* Task objective: Which lines in the records below include the word "data"? Report each of them in full.

------ Extracted records

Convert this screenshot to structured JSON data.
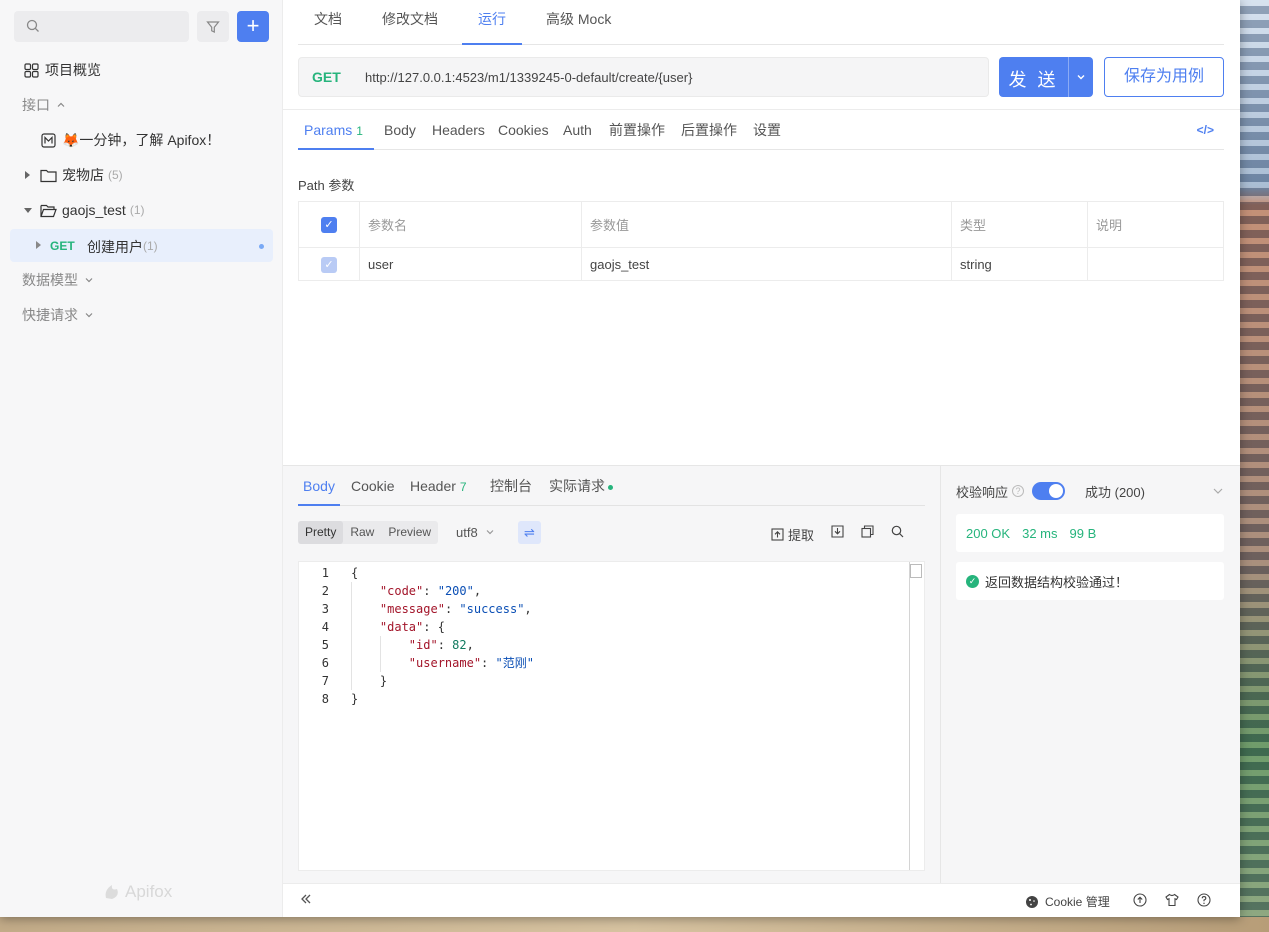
{
  "sidebar": {
    "overview": "项目概览",
    "section_api": "接口",
    "intro_item": "🦊一分钟，了解 Apifox！",
    "folder_petshop": "宠物店",
    "folder_petshop_count": "(5)",
    "folder_gaojs": "gaojs_test",
    "folder_gaojs_count": "(1)",
    "api_method": "GET",
    "api_name": "创建用户",
    "api_count": "(1)",
    "section_models": "数据模型",
    "section_quick": "快捷请求",
    "logo_text": "Apifox"
  },
  "top_tabs": [
    "文档",
    "修改文档",
    "运行",
    "高级 Mock"
  ],
  "request": {
    "method": "GET",
    "url": "http://127.0.0.1:4523/m1/1339245-0-default/create/{user}",
    "send_label": "发 送",
    "save_label": "保存为用例"
  },
  "req_tabs": {
    "params": "Params",
    "params_count": "1",
    "body": "Body",
    "headers": "Headers",
    "cookies": "Cookies",
    "auth": "Auth",
    "pre": "前置操作",
    "post": "后置操作",
    "settings": "设置",
    "code_icon": "</>"
  },
  "path_params": {
    "label": "Path 参数",
    "headers": [
      "参数名",
      "参数值",
      "类型",
      "说明"
    ],
    "rows": [
      {
        "name": "user",
        "value": "gaojs_test",
        "type": "string",
        "desc": ""
      }
    ]
  },
  "response": {
    "tabs": {
      "body": "Body",
      "cookie": "Cookie",
      "header": "Header",
      "header_count": "7",
      "console": "控制台",
      "actual": "实际请求"
    },
    "views": [
      "Pretty",
      "Raw",
      "Preview"
    ],
    "encoding": "utf8",
    "extract": "提取",
    "code_lines": [
      {
        "n": "1",
        "parts": [
          [
            "p",
            "{"
          ]
        ]
      },
      {
        "n": "2",
        "parts": [
          [
            "p",
            "    "
          ],
          [
            "k",
            "\"code\""
          ],
          [
            "p",
            ": "
          ],
          [
            "s",
            "\"200\""
          ],
          [
            "p",
            ","
          ]
        ]
      },
      {
        "n": "3",
        "parts": [
          [
            "p",
            "    "
          ],
          [
            "k",
            "\"message\""
          ],
          [
            "p",
            ": "
          ],
          [
            "s",
            "\"success\""
          ],
          [
            "p",
            ","
          ]
        ]
      },
      {
        "n": "4",
        "parts": [
          [
            "p",
            "    "
          ],
          [
            "k",
            "\"data\""
          ],
          [
            "p",
            ": {"
          ]
        ]
      },
      {
        "n": "5",
        "parts": [
          [
            "p",
            "        "
          ],
          [
            "k",
            "\"id\""
          ],
          [
            "p",
            ": "
          ],
          [
            "n",
            "82"
          ],
          [
            "p",
            ","
          ]
        ]
      },
      {
        "n": "6",
        "parts": [
          [
            "p",
            "        "
          ],
          [
            "k",
            "\"username\""
          ],
          [
            "p",
            ": "
          ],
          [
            "s",
            "\"范刚\""
          ]
        ]
      },
      {
        "n": "7",
        "parts": [
          [
            "p",
            "    }"
          ]
        ]
      },
      {
        "n": "8",
        "parts": [
          [
            "p",
            "}"
          ]
        ]
      }
    ]
  },
  "validation": {
    "label": "校验响应",
    "result": "成功 (200)",
    "status": "200 OK",
    "time": "32 ms",
    "size": "99 B",
    "message": "返回数据结构校验通过！"
  },
  "status_bar": {
    "cookie_label": "Cookie 管理"
  },
  "colors": {
    "accent": "#4e7ff0",
    "success": "#26b47c"
  }
}
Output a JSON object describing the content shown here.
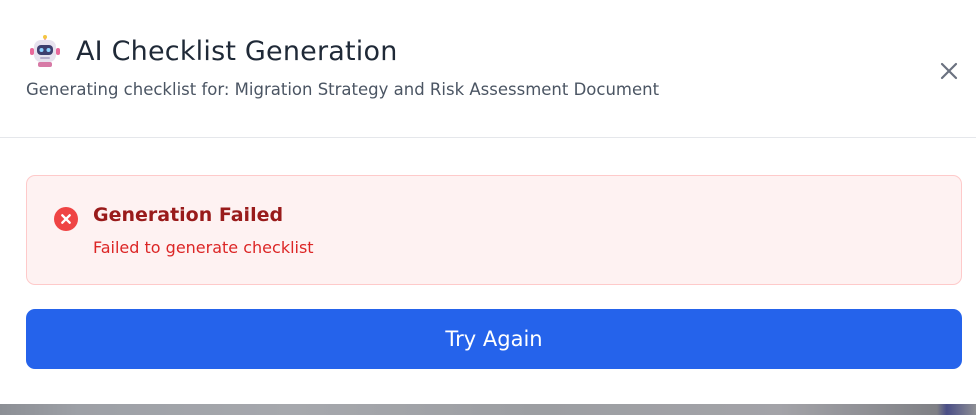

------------

* Solution:
Convert this screenshot to structured JSON data.
            "\"data\""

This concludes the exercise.